Casting Defect Basics: Shrinkage
Thinking back over my years in the foundry industry, the most common questions asked by buyers, designers, and machinists are related to explanations of casting defects, their causes, and remedies. You will encounter casting defects during your tenure as a buyer, so it is important that you become familiar with the defects that are commonly seen by casting customers.
There are two main categories of defects to be aware of: those related to foundry processes and those related to casting design (we’ll consider metallurgical-related defects as out-of-scope for this discussion). The difficult part in analyzing defects is that sometimes both process and design can be found to be contributors to the root cause of the defects, so the investigation can become quite involved. One important thing to keep in mind is that repetitive defects are generally easier to solve than those that exhibit a more sporadic nature or are one-off types.
End-users of castings tend to categorize the most common casting defects as porosity. While this is directionally correct, the term porosity is generic in nature and doesn’t give the foundry enough detail to start a meaningful investigation into the root cause of the defect. The best practice is to have your inspection team provide the foundry with as much descriptive information as possible. Photos of the defect should show its location on the casting including a clear and well-lit close-up photo of the defect itself.
Also, be sure to include any traceability information for the casting, such as the production date code and mold cavity number. If possible, return a casting that shows the defect to the foundry for their review, or hold one of the castings at your facility so a foundry representative can come in and review the issues with your team.

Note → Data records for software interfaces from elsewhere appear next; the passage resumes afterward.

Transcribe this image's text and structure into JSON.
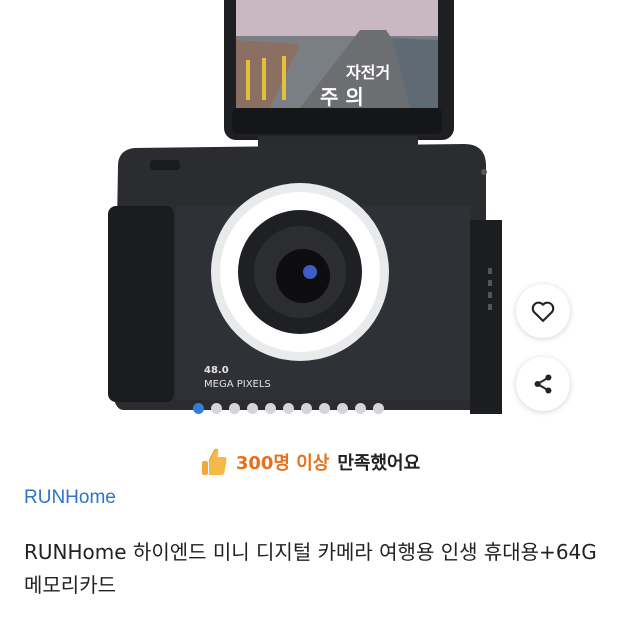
{
  "product": {
    "body_print_number": "48.0",
    "body_print_text": "MEGA PIXELS",
    "screen_road_text_top": "자전거",
    "screen_road_text_bottom": "주 의",
    "image_count": 11,
    "current_image_index": 1
  },
  "actions": {
    "wishlist_icon": "heart-outline-icon",
    "share_icon": "share-icon"
  },
  "satisfaction": {
    "icon": "thumbs-up-icon",
    "count_text": "300명 이상",
    "suffix_text": "만족했어요"
  },
  "brand": {
    "name": "RUNHome"
  },
  "title": "RUNHome 하이엔드 미니 디지털 카메라 여행용 인생 휴대용+64G메모리카드",
  "colors": {
    "brand_link": "#2b74c9",
    "accent_orange": "#e8701a",
    "dot_active": "#2f7fd9",
    "dot_inactive": "#d3d5d8"
  }
}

In my experience, the most common defects that you are likely to encounter are shrink, gas, and inclusions. These all exhibit themselves as a type of porosity but have completely different root causes and corrective actions. Please be careful naming the defect until you are very familiar with the various types. The reason for being cautious is that defects have different root causes, so if you inform the foundry that you are encountering sand defects during machining, but the defect you find is actually shrinkage, the foundry will be working on the wrong solution.
Let’s first consider the shrink defect. The most common type of shrinkage is generally uncovered during machining. This internal defect is caused by a lack of liquid feed metal during the solidification process. It will occur in sections of the casting where isolated thick sections are present, such as bosses or pads. It is also prevalent in areas of the casting where thick sections change to thinner sections. When the shrinkage is uncovered during machining, the area of shrink will be dark and have a rough surface appearance; viewing under a microscope or with a hand lens will show the presence of dendrites, which are very often fern-like in appearance. Shrink can vary in size from very small (just a few specks) to gross shrinkage that leaves a cavity you could stick your finger in. Shrinkage can also occur on the external surface of castings, showing up as depressed areas that have drawn down during solidification.

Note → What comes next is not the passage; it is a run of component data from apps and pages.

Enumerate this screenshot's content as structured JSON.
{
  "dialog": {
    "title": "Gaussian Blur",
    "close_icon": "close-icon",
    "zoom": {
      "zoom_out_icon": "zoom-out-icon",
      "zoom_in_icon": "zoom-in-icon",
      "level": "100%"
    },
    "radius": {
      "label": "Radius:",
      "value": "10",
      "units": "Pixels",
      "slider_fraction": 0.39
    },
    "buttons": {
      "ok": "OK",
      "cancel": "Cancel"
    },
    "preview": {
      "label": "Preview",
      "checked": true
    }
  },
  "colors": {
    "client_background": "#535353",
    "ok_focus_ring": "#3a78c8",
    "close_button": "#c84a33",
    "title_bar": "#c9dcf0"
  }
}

What remedies can the foundry take to eliminate shrinkage? Since this is related to a lack of feed metal during solidification, the casting engineering team will review the gating and risering systems and potentially make changes to ensure sufficient feed metal is available to provide a sound casting. In cases where the area of shrinkage can’t be easily reached with a riser, the foundry may use chills. A chill is a metal slug that is placed in the mold in contact with the casting surface and essentially becomes a heat sink. When the metal is poured into the mold, the liquid metal touching the chill solidifies faster and can eliminate or reduce the tendency for shrink in that localized area.
In my next column, I’ll cover more common casting defects that fall under the umbrella of porosity, including gas and inclusions. CS